K E I R R A D N E D G E r e p o r t s f r o m B R A Z I L
RIO DE JANEIRO: Brazil’s Sports Minister has insisted that World Cup spending is a mere drop in the ocean compared with national spending on social welfare.
Aldo Rebelo, the government’s liaison leader with world federation FIFA, took advantage of a media briefing to speak over the heads of the assembled press and to the hundreds of thousands of protesters who have taken to the streets in the past two weeks.
The country’s largest demonstrations for more than two decades have focused on a popular sense of imbalance between expenditure on the World Cup project (including the current Confederations Cup) and what is not spent on health, education, crime and transport.
However Rebelo responded by insisting that construction work had been within the national plan as essential for the development of the country over the next decade regardless of the hosting of the Confederations Cup, the 2014 World Cup and the 2016 Olympic Games in Rio de Janeiro.
Such developments would improve the prospects for tourism and trade – and hence jobs and wealth creation – not only in the 12 host cities but in the surrounding regions.
Rebelo also explained that the stadia had been built or rebuilt with private funds or with repayable loans from the government’s national development bank.

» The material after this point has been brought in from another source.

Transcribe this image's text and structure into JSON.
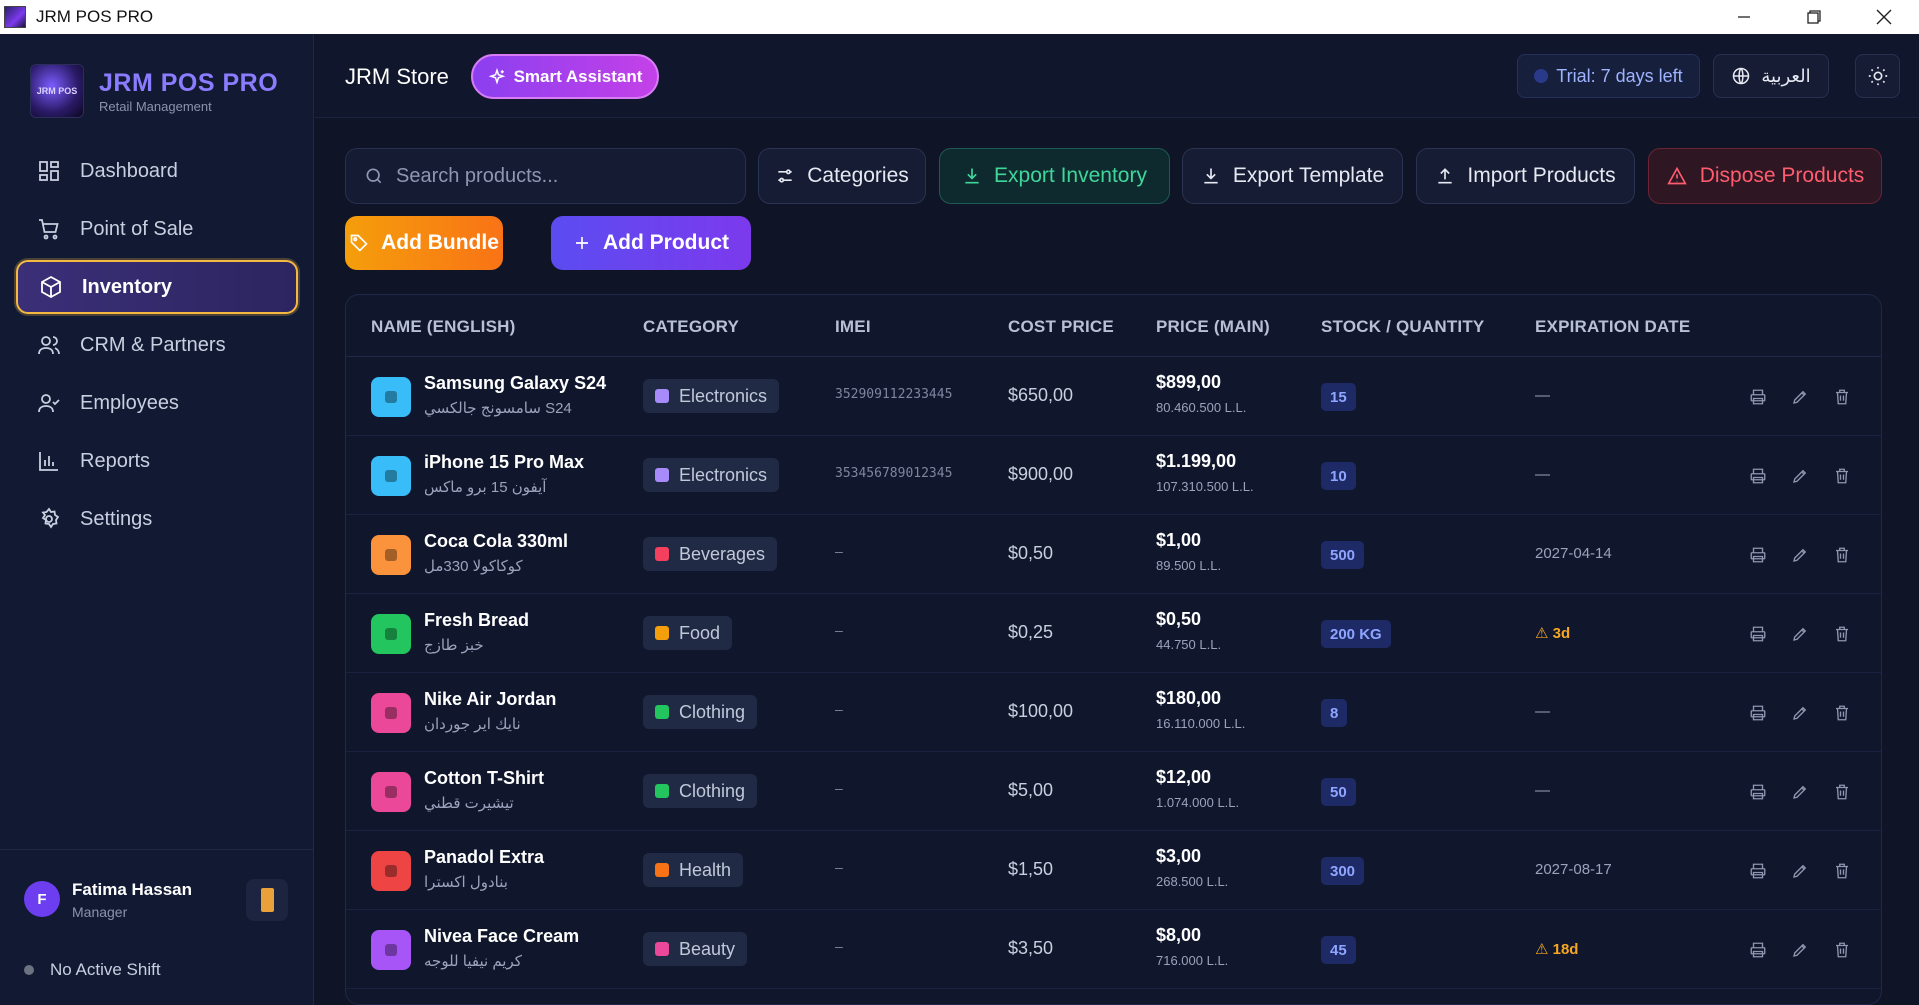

He said: “Of course there is an ongoing debate on the investment or expenses for the Cup but the federal government has no budget for the stadia.

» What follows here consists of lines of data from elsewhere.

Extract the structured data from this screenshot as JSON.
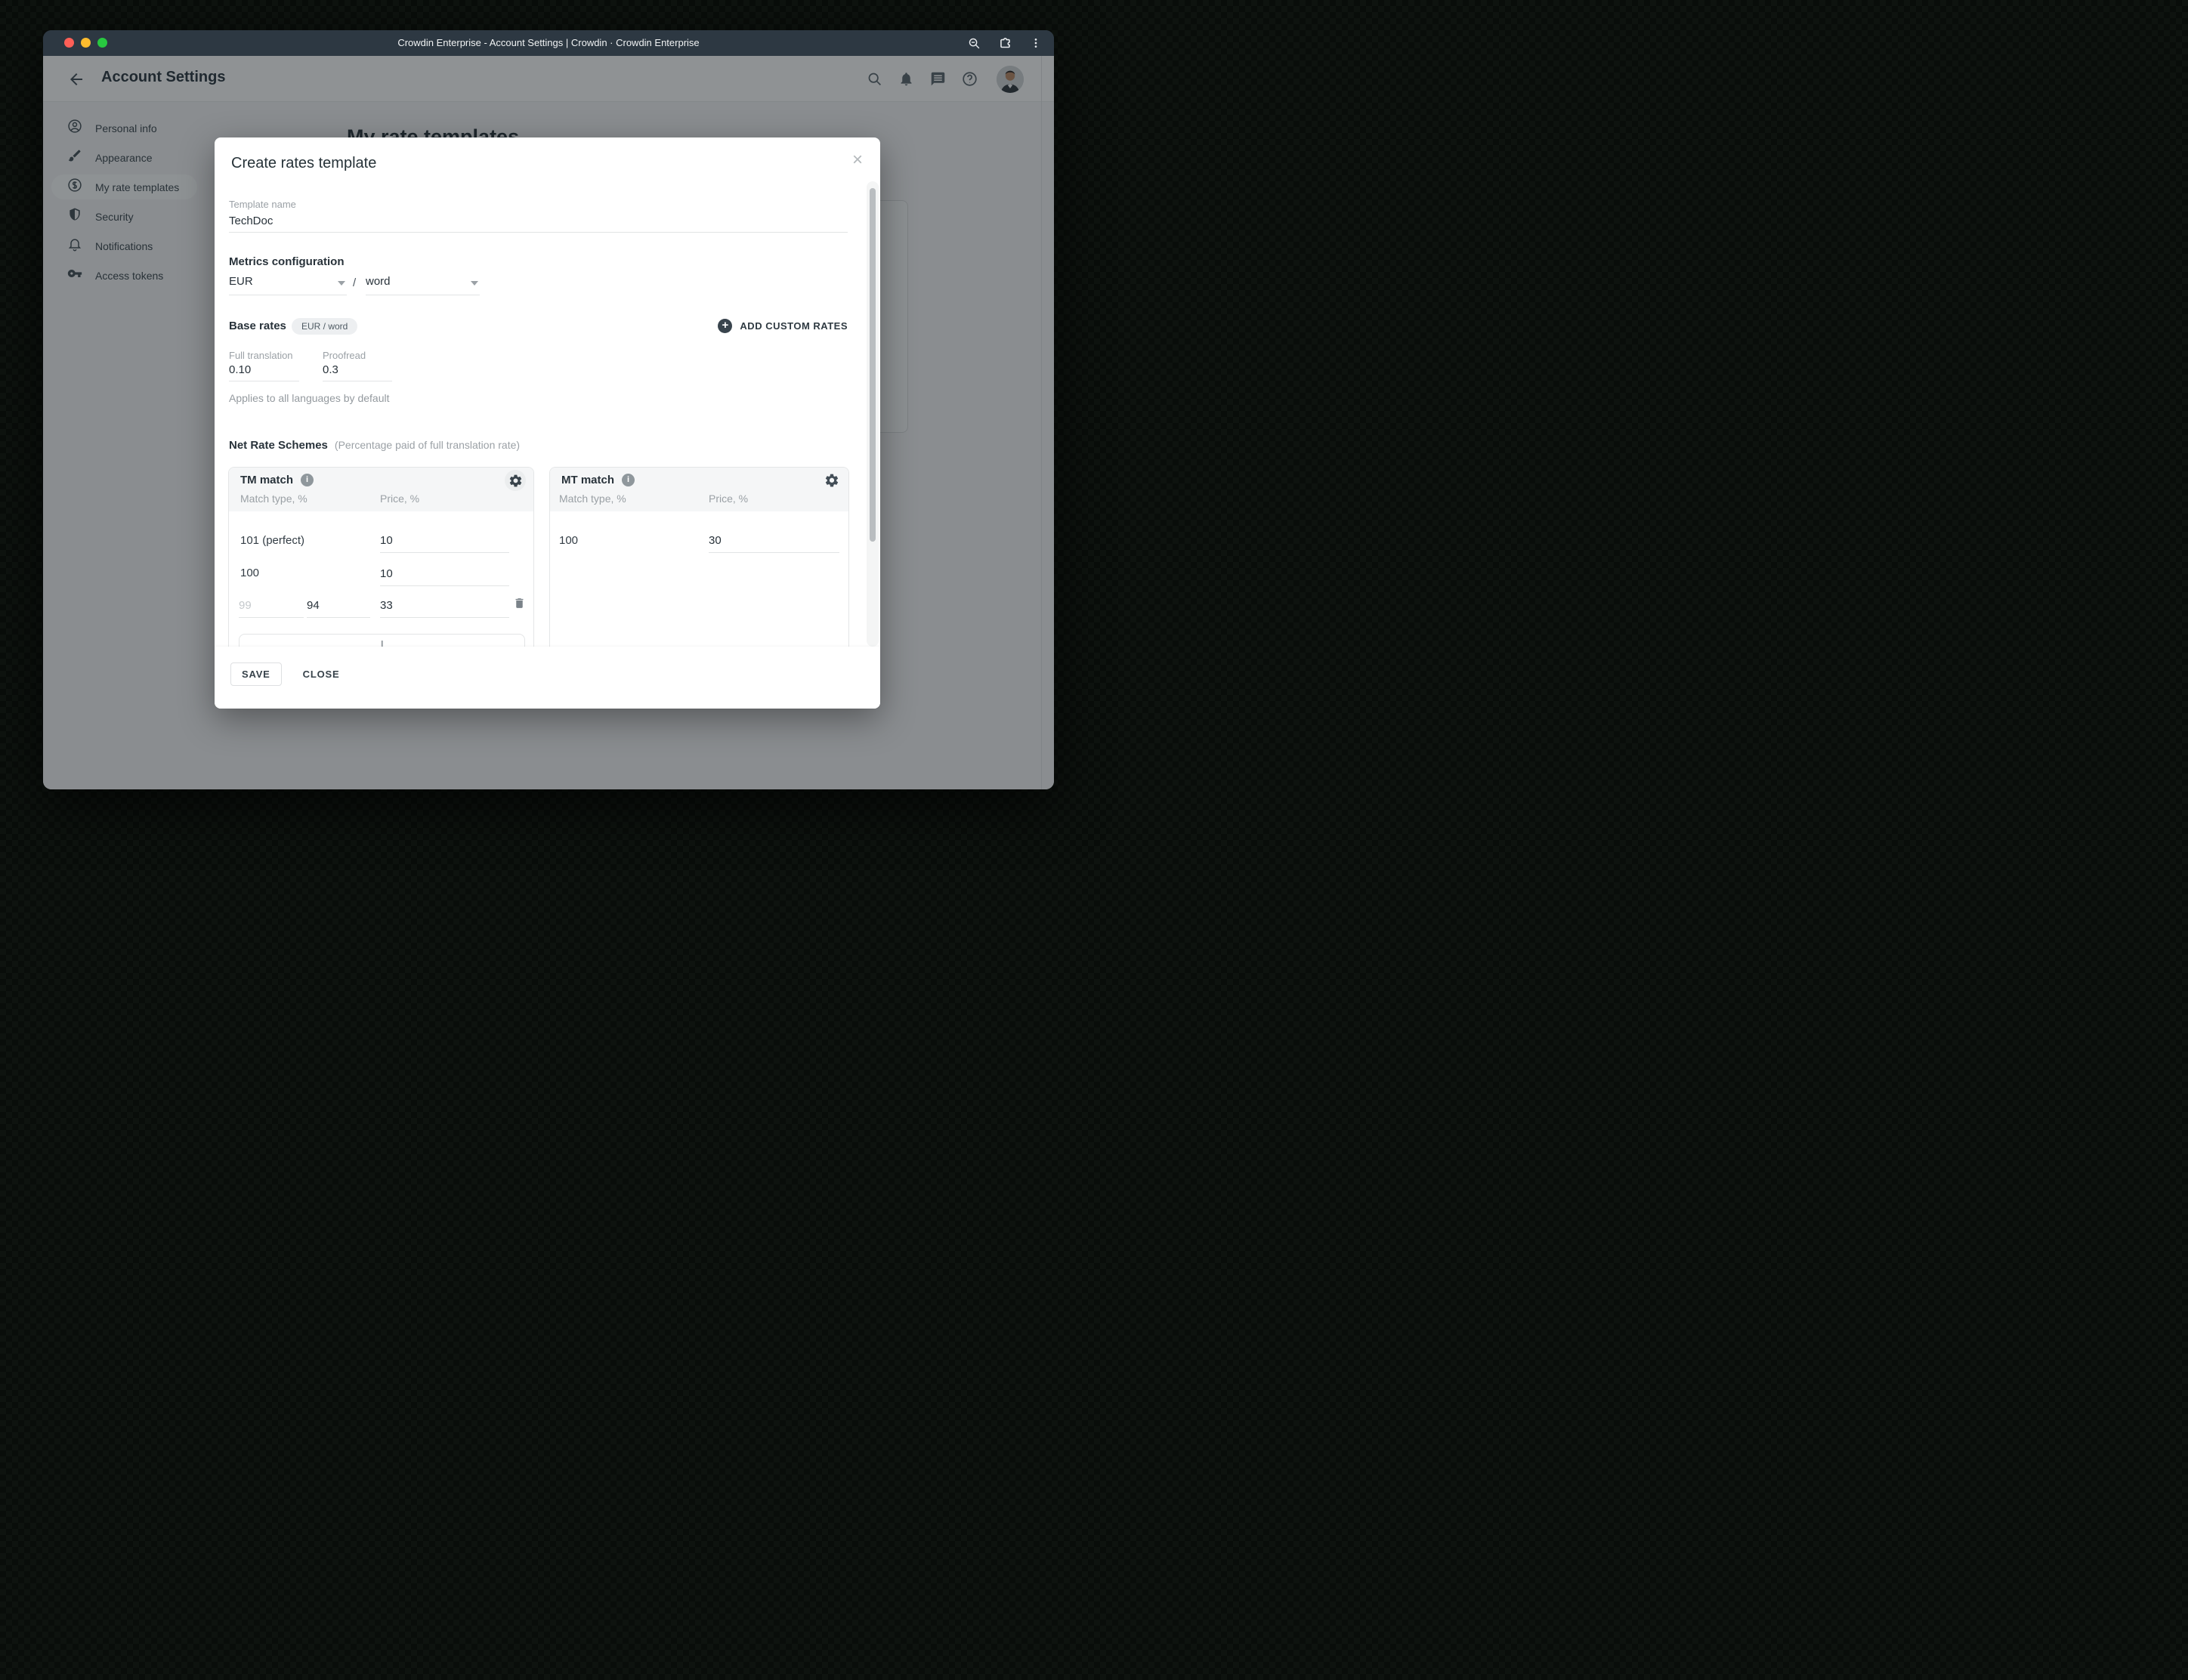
{
  "browser": {
    "title": "Crowdin Enterprise - Account Settings | Crowdin · Crowdin Enterprise"
  },
  "header": {
    "title": "Account Settings"
  },
  "sidebar": {
    "items": [
      {
        "label": "Personal info",
        "selected": false
      },
      {
        "label": "Appearance",
        "selected": false
      },
      {
        "label": "My rate templates",
        "selected": true
      },
      {
        "label": "Security",
        "selected": false
      },
      {
        "label": "Notifications",
        "selected": false
      },
      {
        "label": "Access tokens",
        "selected": false
      }
    ]
  },
  "background": {
    "page_title": "My rate templates"
  },
  "modal": {
    "title": "Create rates template",
    "close_icon": "×",
    "template_name": {
      "label": "Template name",
      "value": "TechDoc"
    },
    "metrics": {
      "heading": "Metrics configuration",
      "currency": "EUR",
      "separator": "/",
      "unit": "word"
    },
    "base_rates": {
      "heading": "Base rates",
      "chip": "EUR / word",
      "add_button": "ADD CUSTOM RATES",
      "add_plus": "+",
      "fields": [
        {
          "label": "Full translation",
          "value": "0.10"
        },
        {
          "label": "Proofread",
          "value": "0.3"
        }
      ],
      "note": "Applies to all languages by default"
    },
    "net_rate": {
      "heading": "Net Rate Schemes",
      "subtitle": "(Percentage paid of full translation rate)"
    },
    "tm": {
      "title": "TM match",
      "info": "i",
      "col_match": "Match type, %",
      "col_price": "Price, %",
      "rows": [
        {
          "match": "101 (perfect)",
          "price": "10"
        },
        {
          "match": "100",
          "price": "10"
        }
      ],
      "custom_row": {
        "from_placeholder": "99",
        "match_value": "94",
        "price": "33"
      }
    },
    "mt": {
      "title": "MT match",
      "info": "i",
      "col_match": "Match type, %",
      "col_price": "Price, %",
      "rows": [
        {
          "match": "100",
          "price": "30"
        }
      ]
    },
    "footer": {
      "save": "SAVE",
      "close": "CLOSE"
    }
  },
  "colors": {
    "titlebar": "#2d3842",
    "accent_dark": "#39444d",
    "dim_overlay": "rgba(16,22,27,0.46)",
    "traffic_red": "#ff5f57",
    "traffic_yellow": "#febc2e",
    "traffic_green": "#28c840"
  }
}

“What we did was provide loans of up to R400m [£135m] and some of the contractors hired by the operators of the stadia accepted them. Some did not need them as was the case with the Federal Capital of Brasilia which did not want to take a loan from the development bank.”

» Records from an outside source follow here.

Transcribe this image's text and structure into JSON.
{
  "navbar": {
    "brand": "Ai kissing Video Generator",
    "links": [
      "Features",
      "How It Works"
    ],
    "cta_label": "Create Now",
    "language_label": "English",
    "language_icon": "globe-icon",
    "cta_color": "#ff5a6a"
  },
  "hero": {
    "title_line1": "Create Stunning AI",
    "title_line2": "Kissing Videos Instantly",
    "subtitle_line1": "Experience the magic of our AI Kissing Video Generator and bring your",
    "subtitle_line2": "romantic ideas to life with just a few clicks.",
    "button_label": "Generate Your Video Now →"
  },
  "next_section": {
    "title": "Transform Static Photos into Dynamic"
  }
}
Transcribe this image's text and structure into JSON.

He estimated that ‘only’ 50pc of the loan fund set aside by the development bank for stadia had been drawn down.
Rebelo then turned to the controversy surrounding comparisons of Cup costs and social welfare expenditure.
He said: “I must emphasise that the budget for health and education is R177bn [£59bn] for this year alone and that the budget for the Sports Ministry represents one per cent of that value – including expenditure for the World Cup and for the Olympic Games in Rio de Janeiro in 2016.”
To underline the point, Rebelo added: “Between 2007 and 2013 alone the federal government budget for health and education was R447bn [£150bn]. Therefore the budget assigned to health and education was not used for the World Cup nor was it used to build the stadia.
“The stadia were built using resources from private owners of the stadia or were loans provided by the federal government or government of the states because in some cases the states are owners of the stadia.”
Indeed, he argued that a focus on better health care would result from the upcoming sports events. This would evolve from improved co-operation between the health and sports ministries as well as with other organizations such as the Brazilian heart foundation.
Rebelo also claimed that 24,500 jobs had been created by stadia development projects which had been supported with literacy education and building skills programmes.
Later Rebelo concluded his own ‘performance’ with a wider appeal to the Brazilian people’s pride in their own sporting legacy. He admitted: “There is a lot of inequality in the country,” but pointed out that football had provided a window to a better life for many young “poor young men.”
Brazilian football had also helped lead the fight against racism and discrimination within its own society.
Rebelo even suggested negative reaction to the hosting owed much to the over-exaggerated hopes placed in it.
He said: “We want to preserve football’s true spirit because it offers hope to build an ideal society where rules are there for all and each person relies on both their own talent but also the talent of the team.
“That is why football still represents this fantasy and hope, not only in Brazil but all over the world. That is why people have such high expectations of this World Cup.”